There will be a new accommodation bridge at Bellhouse, a new lock and a pumping system to carry the water from Staveley Town Basin to the new section.

The new lock will be named Keith Ayling Lock as a permanent memorial to the former chair of the Chesterfield Canal Trust who is widely regarded as the most influential figure in the restoration of the canal. 

The final part of the lock construction will be the fitting of the new gates, so the Chesterfield Canal Trust is running an appeal to raise money towards their cost.

This work will be complete by the end of 2025. Meanwhile, Derbyshire County Council will shortly be undertaking the first stage of developing Staveley Town Basin, including a new building with a café. 

Future restoration

The cost of restoring the remaining eight miles between Staveley and Kiveton Park will run into many tens of millions of pounds.
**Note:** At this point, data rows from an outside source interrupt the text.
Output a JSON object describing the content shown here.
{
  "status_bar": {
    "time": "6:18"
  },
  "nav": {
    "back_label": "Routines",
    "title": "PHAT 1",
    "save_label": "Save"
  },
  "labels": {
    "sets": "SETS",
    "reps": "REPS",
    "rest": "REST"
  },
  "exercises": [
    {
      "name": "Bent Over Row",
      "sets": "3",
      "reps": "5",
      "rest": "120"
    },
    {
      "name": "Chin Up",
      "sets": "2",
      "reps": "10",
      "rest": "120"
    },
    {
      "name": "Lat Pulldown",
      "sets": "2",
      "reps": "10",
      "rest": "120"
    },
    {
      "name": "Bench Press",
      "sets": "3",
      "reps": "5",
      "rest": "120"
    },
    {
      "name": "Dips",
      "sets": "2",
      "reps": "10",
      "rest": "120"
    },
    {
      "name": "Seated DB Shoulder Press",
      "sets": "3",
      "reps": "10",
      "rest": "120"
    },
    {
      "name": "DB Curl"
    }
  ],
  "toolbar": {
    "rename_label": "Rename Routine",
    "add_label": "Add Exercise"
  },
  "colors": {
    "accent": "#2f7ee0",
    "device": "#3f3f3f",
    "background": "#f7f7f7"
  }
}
It has been splitt into seven sections (see below). Much of this land is currently in private hands and it is dependent upon the owners being willing to sell their land and funds becoming available to do the work.

A map showing the seven sections of the proposals to restore the canal between Staveley and Kiveton Park.
Above: A map showing the seven sections of the proposals to restore the canal between Staveley and Kiveton Park.

Section 1: Colliery Link

This joins the sites of the old Hartington Colliery and Renishaw Colliery. The next section is Staveley Puddlebank which has been ravaged by subsidence and was bulldozed in the 1970s. There will be a steel trough aqueduct over the river Doe Lea. The section through Renishaw will be restored by Chesterfield Canal Trust’s volunteers, hopefully starting later this year. It will include remodelling the unsuccessful restoration next to the new housing estate done in 2008. 

Section 2: Great Central Railway Mile

This runs from Spinkhill Lane along the 1890s diversion constructed by the adjacent railway (once the Great Central Railway, now the Trans Pennine Trail) to Boiley Old Bridge. Spinkhill Lane Bridge will be replaced.

Section 3: Forging into Killamarsh

This runs from the end of Railway Mile to Walford Road. Gallas footbridge will be reinstated and Forge Bridge will be restored. Two new locks will be built east of the old Lancashire, Derbyshire & East Coast railway bridge to enable the canal to pass under Walford Road.

Section 4: Killamarsh

The Trust expects this to be the last section to be delivered. In the 1970s, houses were built on part of the original canal line, so the new route goes into Rother Valley down a wide area of grassland left following the rebuilding of the Bungalows housing estate. Three pairs of double locks will take the canal down to Quarry Lane before going under Sheffield Road in a box culvert.  

The canal will then go through Nethermoor Lake via a guillotine flood control gate which will be remotely controlled in conjunction with the Rother Valley flood defence system. 

To get back up to the original level, the Moorhouse Flight will have six staircase locks. However, an alternative would be to build a boat lift which would be a major tourist attraction with a visitor centre, boat rides and a café. A new Gannow Lane Bridge will take the A618 over the canal. 

Section 5: The Cradle of the Canal

The Norwood Flight of 13 locks lifts the canal 76 ft in just under three-quarters-of-a-mile and is a wonder of the early canal age. They are arranged in three three-rise and one four-rise staircases. These are separated by three ponds and side-ponds which regulate flow and provide water storage. 

Section 6: Up or Under

This section runs from the western portal of the Norwood Tunnel to the western edge of Kiveton Country Park, passing under the M1. There are two plans – either to lock up to the motorway and use an existing culvert or to build a new tunnel of about 630m, avoiding the need for locks.

Section 7: The Tunnel Reborn

This section runs from the western limits of the Kiveton Country Park to the existing canal at the eastern portal of Norwood Tunnel. The route within the Kiveton Colliery site already exists. Kiveton Waters ponds are currently used for fishing but will become a marina once the canal is restored. The final section will use the existing eastern section of the Norwood Tunnel extended to get under Hard Lane. After that it is literally downhill all the way to the River Trent.